May 29, 2016

Leading figures from German football have slammed comments made by the deputy of the populist party Alternative for Germany about national team player Jerome Boateng. The party has a radical anti-immigration stance.

UEFA Euro 2016 Qualifikation Irland Deutschland
Image: Getty Images/I. Walton

Top German football figures disputed the opinions espoused by Alternative for Germany (AfD) deputy chairman Alexander Gauland. He said in remarks published on Sunday that national player Jerome Boateng remained "alien" despite his popularity.

Gauland told the paper "Frankfurter Allgemeine Sonntagszeitung" (FAS) that Boateng, who was born in Berlin to a Ghanaian father and a German mother, might be appreciated for his performance on the football field, but added people would not want "someone like Boateng as a neighbor."

The president of the German DFB football association, Reinhard Grindel, told the same newspaper that it was "simply tasteless" to exploit the popularity of Boateng and the national team "for political slogans." He said millions loved the national team "because it is the way it is."

He described Boateng, who has started over 50 matches for Germany, as an "outstanding player and a wonderful person, who also displays strong commitment and is a model for many young people."

Gauland later said he did not insult Boateng. "I never insulted Mr. Boateng, as insinuated by the FAS." The paper, however, said both of its journalists at the meeting recorded the statement.

'Discredit themselves'

Germany national team manager Oliver Bierhoff also vehemently criticized Gauland's comments.

"It isn't the first time that we have been confronted by such remarks," Bierhoff said. "They require no comment; such people discredit themselves on their own."

German Justice Minister Heiko Maas also joined the fray, saying in a tweet that people who talked like that "revealed their true colors - and not just as bad neighbors."

Using the hashtag #BoatengMeinNachbar, many people on Twitter expressed their willingness to live next to the German national team player and not the AfD politician.

Nothing against my neighbors, but #BoatengMeinNachbar would be great.

The truth is: no one would like Alexander Gauland as a neighbor! #boatengmeinnachbar

Boateng was at the center of another racist controversy last week after suspected supporters of the anti-Islam group PEGIDA criticized the fact that childhood pictures of Boateng and fellow national team player Ilkay Gündogan, who is of Turkish descent, appeared on the packaging of Kinderschokolade, in a special edition ahead of the 2016 European Championships. PEGIDA did not object to the popular chocolate bar using photos of Caucasian players as children.

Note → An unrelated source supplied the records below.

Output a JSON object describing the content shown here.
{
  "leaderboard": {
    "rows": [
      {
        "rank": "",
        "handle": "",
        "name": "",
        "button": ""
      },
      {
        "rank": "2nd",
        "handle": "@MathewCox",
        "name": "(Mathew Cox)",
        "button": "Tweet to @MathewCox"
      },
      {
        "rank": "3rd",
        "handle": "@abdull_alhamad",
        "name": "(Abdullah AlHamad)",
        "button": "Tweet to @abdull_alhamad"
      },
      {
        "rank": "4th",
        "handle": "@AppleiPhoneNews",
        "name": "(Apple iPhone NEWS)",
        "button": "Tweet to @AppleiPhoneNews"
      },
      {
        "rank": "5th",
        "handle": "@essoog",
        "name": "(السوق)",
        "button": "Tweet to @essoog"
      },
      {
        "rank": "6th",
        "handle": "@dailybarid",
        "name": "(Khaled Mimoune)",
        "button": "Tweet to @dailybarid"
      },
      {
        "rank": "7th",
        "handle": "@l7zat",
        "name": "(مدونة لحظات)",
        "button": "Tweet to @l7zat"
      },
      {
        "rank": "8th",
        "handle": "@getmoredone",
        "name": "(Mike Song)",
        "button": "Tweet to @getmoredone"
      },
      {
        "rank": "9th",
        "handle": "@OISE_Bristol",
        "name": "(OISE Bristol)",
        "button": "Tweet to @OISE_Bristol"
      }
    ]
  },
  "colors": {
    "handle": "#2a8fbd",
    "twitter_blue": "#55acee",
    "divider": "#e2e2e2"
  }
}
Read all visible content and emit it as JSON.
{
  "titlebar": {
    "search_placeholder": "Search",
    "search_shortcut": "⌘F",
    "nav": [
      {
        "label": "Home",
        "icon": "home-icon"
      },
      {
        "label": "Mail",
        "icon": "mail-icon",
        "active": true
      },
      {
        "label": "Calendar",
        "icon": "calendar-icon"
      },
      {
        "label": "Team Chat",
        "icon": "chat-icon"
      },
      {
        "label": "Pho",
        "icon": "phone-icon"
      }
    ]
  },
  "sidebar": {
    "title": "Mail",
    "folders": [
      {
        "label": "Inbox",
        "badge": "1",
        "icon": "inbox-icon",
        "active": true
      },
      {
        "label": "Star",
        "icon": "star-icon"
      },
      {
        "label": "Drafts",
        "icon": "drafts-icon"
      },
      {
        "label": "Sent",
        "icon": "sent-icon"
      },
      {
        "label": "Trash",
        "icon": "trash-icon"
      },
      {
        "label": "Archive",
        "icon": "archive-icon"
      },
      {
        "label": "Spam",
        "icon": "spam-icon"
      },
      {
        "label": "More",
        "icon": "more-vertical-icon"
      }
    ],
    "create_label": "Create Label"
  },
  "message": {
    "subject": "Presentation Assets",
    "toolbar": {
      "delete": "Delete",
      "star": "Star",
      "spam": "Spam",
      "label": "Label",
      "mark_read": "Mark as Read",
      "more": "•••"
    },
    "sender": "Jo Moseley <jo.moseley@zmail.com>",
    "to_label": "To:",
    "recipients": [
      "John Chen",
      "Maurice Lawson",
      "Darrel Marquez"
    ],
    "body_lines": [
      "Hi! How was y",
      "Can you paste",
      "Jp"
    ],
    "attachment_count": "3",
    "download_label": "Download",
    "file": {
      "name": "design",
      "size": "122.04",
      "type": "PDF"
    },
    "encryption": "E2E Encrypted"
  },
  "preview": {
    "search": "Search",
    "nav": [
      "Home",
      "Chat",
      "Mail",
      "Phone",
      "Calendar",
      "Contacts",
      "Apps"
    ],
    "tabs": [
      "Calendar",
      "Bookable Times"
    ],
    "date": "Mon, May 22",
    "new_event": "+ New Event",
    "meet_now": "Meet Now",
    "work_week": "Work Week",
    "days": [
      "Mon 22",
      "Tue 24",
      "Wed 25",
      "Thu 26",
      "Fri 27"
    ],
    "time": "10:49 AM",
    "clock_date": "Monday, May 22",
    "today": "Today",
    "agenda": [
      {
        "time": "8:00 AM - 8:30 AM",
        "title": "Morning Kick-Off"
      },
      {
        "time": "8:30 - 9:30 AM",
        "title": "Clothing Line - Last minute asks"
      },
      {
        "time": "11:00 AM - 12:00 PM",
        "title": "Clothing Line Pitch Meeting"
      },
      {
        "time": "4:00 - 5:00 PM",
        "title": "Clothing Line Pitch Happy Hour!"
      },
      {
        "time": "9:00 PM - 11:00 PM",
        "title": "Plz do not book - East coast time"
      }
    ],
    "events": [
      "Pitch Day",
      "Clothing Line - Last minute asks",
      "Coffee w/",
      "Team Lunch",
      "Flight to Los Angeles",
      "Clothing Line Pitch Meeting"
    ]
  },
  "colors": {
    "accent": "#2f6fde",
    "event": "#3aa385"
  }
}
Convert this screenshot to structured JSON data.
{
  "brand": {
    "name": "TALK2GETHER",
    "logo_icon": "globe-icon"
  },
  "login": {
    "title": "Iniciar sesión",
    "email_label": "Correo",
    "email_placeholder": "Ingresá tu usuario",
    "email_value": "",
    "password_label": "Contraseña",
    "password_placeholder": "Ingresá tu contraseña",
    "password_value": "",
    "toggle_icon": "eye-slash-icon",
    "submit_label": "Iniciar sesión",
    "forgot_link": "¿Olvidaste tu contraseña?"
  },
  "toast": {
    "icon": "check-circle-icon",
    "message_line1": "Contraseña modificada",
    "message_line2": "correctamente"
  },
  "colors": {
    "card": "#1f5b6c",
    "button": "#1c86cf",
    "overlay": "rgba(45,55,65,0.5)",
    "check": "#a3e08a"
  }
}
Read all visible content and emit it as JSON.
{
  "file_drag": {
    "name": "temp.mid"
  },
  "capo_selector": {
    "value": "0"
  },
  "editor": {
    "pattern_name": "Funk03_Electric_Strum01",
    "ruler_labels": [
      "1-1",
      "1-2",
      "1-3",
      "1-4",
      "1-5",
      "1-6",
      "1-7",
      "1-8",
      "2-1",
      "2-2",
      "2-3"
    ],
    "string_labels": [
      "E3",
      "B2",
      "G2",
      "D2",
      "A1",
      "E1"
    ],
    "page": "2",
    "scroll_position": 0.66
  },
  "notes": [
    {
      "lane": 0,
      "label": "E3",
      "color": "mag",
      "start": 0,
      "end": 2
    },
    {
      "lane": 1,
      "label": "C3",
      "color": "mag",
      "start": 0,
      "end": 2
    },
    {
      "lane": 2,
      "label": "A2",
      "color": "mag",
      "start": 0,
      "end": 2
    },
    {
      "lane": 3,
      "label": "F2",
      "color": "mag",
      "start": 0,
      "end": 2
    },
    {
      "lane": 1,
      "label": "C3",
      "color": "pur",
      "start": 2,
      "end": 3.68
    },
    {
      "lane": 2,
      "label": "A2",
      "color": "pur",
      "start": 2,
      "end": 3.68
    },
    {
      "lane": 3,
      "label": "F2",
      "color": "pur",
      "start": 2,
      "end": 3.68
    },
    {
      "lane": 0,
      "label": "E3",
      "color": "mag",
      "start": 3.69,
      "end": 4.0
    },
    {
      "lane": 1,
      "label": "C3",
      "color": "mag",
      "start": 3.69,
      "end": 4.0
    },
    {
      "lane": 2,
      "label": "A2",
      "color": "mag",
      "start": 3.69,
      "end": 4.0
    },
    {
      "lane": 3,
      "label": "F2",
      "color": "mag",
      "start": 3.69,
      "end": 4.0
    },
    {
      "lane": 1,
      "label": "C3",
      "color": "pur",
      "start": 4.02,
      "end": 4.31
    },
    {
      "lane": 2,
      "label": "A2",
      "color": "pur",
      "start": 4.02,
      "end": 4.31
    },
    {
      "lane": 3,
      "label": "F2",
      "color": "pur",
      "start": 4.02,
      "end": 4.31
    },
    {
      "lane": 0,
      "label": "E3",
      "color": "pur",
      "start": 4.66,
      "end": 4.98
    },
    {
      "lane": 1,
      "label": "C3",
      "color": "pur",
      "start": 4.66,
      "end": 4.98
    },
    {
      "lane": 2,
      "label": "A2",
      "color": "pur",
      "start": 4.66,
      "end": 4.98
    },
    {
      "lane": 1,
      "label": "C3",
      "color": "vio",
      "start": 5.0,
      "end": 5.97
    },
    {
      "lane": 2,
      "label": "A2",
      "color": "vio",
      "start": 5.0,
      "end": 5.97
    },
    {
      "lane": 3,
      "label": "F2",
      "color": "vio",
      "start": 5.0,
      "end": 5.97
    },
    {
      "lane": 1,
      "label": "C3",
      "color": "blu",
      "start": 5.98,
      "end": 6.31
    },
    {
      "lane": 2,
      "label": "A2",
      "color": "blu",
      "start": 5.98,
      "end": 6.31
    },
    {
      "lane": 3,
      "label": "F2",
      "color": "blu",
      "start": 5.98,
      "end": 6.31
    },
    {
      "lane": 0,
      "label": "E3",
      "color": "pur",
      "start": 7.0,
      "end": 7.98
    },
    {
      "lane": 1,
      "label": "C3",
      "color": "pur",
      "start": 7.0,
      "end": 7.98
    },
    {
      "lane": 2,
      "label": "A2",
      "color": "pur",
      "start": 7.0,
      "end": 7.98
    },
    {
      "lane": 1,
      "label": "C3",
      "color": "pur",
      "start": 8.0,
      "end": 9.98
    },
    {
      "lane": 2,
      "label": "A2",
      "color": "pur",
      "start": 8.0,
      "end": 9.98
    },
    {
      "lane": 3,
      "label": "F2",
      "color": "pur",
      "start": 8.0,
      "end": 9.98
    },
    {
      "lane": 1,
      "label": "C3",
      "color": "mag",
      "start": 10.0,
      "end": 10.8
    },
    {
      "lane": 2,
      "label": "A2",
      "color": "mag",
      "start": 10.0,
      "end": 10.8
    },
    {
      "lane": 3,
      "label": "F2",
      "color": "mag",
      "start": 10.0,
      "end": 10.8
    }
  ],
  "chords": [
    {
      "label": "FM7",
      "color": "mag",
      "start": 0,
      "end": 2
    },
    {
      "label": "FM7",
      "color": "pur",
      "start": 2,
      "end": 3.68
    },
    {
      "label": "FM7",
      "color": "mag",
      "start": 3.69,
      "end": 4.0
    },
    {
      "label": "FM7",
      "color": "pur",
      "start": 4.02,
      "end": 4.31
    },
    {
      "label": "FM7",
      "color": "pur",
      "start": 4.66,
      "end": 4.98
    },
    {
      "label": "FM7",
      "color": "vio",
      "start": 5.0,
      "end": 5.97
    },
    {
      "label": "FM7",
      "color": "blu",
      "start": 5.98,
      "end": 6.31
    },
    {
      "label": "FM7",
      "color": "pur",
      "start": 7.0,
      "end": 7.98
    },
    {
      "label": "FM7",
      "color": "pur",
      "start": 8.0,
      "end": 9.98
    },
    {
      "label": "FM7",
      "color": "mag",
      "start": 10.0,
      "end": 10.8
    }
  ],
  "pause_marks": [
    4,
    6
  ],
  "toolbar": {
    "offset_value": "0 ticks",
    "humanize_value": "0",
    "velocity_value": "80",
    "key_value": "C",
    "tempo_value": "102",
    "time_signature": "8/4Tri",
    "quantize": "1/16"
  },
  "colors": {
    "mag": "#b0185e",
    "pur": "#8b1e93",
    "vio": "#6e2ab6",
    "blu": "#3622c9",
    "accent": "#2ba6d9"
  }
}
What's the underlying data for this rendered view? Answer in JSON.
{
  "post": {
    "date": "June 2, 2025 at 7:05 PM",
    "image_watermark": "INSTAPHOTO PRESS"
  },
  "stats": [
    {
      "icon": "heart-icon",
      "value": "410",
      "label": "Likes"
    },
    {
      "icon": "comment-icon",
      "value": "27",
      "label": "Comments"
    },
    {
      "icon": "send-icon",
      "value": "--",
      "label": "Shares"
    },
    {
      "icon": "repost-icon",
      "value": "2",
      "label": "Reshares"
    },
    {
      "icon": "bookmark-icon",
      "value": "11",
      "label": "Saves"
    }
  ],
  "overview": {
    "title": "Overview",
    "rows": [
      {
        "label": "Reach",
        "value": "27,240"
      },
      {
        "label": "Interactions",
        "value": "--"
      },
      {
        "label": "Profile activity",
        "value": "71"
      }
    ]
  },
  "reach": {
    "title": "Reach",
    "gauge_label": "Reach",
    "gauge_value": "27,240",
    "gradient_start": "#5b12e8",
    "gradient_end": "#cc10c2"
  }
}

Fußball-Nationalspieler Kinderschokolade
Image: picture-alliance/dpa/C. Schmidt

PEGIDA, whose rhetoric bears some similarities to that of the AfD, has distanced itself from the racist comments, saying that the group that had made them was no longer an official offshoot. The group's founder and head, Lutz Bachmann, was recently found guilty of inciting hatred and fined nearly 10,000 euros.

Another AfD member recently came under fire for racist comments that Germany's church aid organizations were profiting from the refugee crisis, and the party's head, Frauke Petry, has been accused of perjury.

Petry apologized to Boateng and said he belonged on the German national soccer team and, when asked directly, also said she would like him as a neighbor.

tj/sms (dpa, AFP)